Most people in ancient Greece had dark hair and, as a result of this, the Greeks found blond hair immensely fascinating. In the Homeric epics, Menelaus the king of the Spartans is, together with some other Achaean leaders, portrayed as blond. Other blond characters in the Homeric poems are Peleus, Achilles, Meleager, Agamede, and Rhadamanthys. Aphrodite, the Greek goddess of love and beauty, was often described as golden-haired and portrayed with this color hair in art. Aphrodite's master epithet in the Homeric epics is Χρυσεη (Khryseē), which means “golden”. The traces of hair color on Greek korai probably reflect the colors the artists saw in natural hair; these colors include a broad diversity of shades of blond, red, and brown. The minority of statues with blond hair range from strawberry blond up to platinum blond. Sappho of Lesbos (c. 630-570 BC) wrote that purple-colored wraps as headdress were good enough, except if the hair was blonde: “...for the girl who has hair that is yellower than a torch [it is better to decorate it] with wreaths of flowers in bloom.” Sappho also praises Aphrodite for her golden hair, stating that since gold metal is free from rust, the goddess's golden hair represents her freedom from ritual pollution. Sappho's contemporary Alcman of Sparta praised golden hair as one of the most desirable qualities of a beautiful woman, describing in various poems “the girl with the yellow hair” and a girl “with the hair like purest gold.” In the fifth century BC, the sculptor Pheidias may have depicted the Greek goddess of wisdom Athena's hair using gold in his famous statue of Athena Parthenos, which was displayed inside the Parthenon. The Greeks thought of the Thracians who lived to the north as having reddish-blond hair. Because many Greek slaves were captured from Thrace, slaves were stereotyped as blond or red-headed. “Xanthias” (Ξανθίας), meaning “reddish blond”, was a common name for slaves in ancient Greece and a slave by this name appears in many of the comedies of Aristophanes. The most famous statue of Aphrodite, the Aphrodite of Knidos, sculpted in the fourth century BC by Praxiteles, represented the goddess's hair using gold leaf and contributed to the popularity of the image of Aphrodite as a blonde goddess. Greek prostitutes frequently dyed their hair blond using saffron dyes or colored powders. Blond dye was highly expensive, took great effort to apply, and smelled repugnant, but none of these factors inhibited Greek prostitutes from dying their hair. As a result of this and the natural rarity of blond hair in the Mediterranean region, by the fourth century BC, blond hair was inextricably associated with prostitutes.
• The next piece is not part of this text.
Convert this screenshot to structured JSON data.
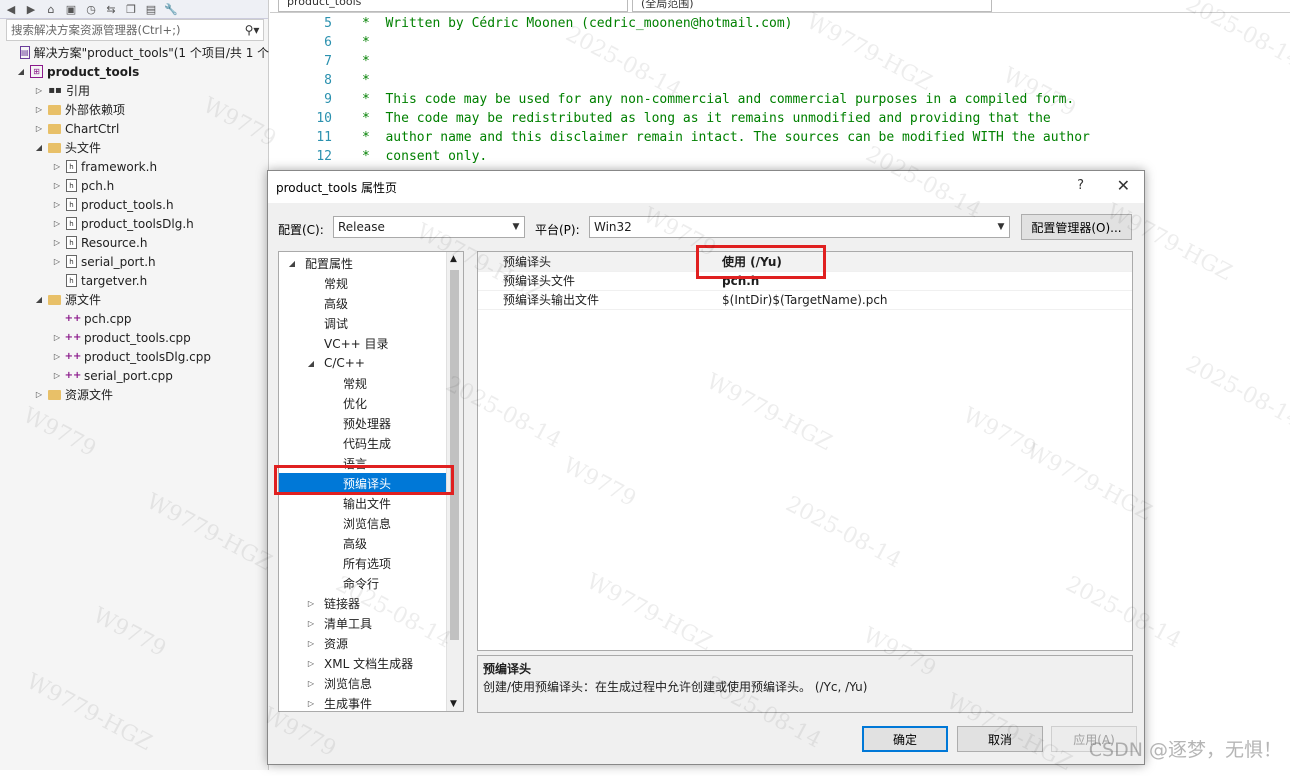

The comic playwright Menander (c. 342/41 – c. 290 BC) protests that “no chaste woman ought to make her hair yellow.” At another point, he deplores blonde hair dye as dangerous: “What can we women do wise or brilliant, who sit with hair dyed yellow, outraging the character of gentlewomen, causing the overthrow of houses, the ruin of nuptials, and accusations on the part of children?” Historian and Egyptologist Joann Fletcher asserts that the Macedonian ruler Alexander the Great and members of the Macedonian-Greek Ptolemaic dynasty of Hellenistic Egypt had blond hair, such as Arsinoe II and Berenice II, while Cleopatra VII was likely a redhead given her appearance in a near-contemporary Roman painting from Herculaneum. Historian Michael Grant notes that Ptolemy II Philadelphus, pharaoh and husband to queen Arsinoe II, also had blonde hair.
Hair Goddess - References - Netflix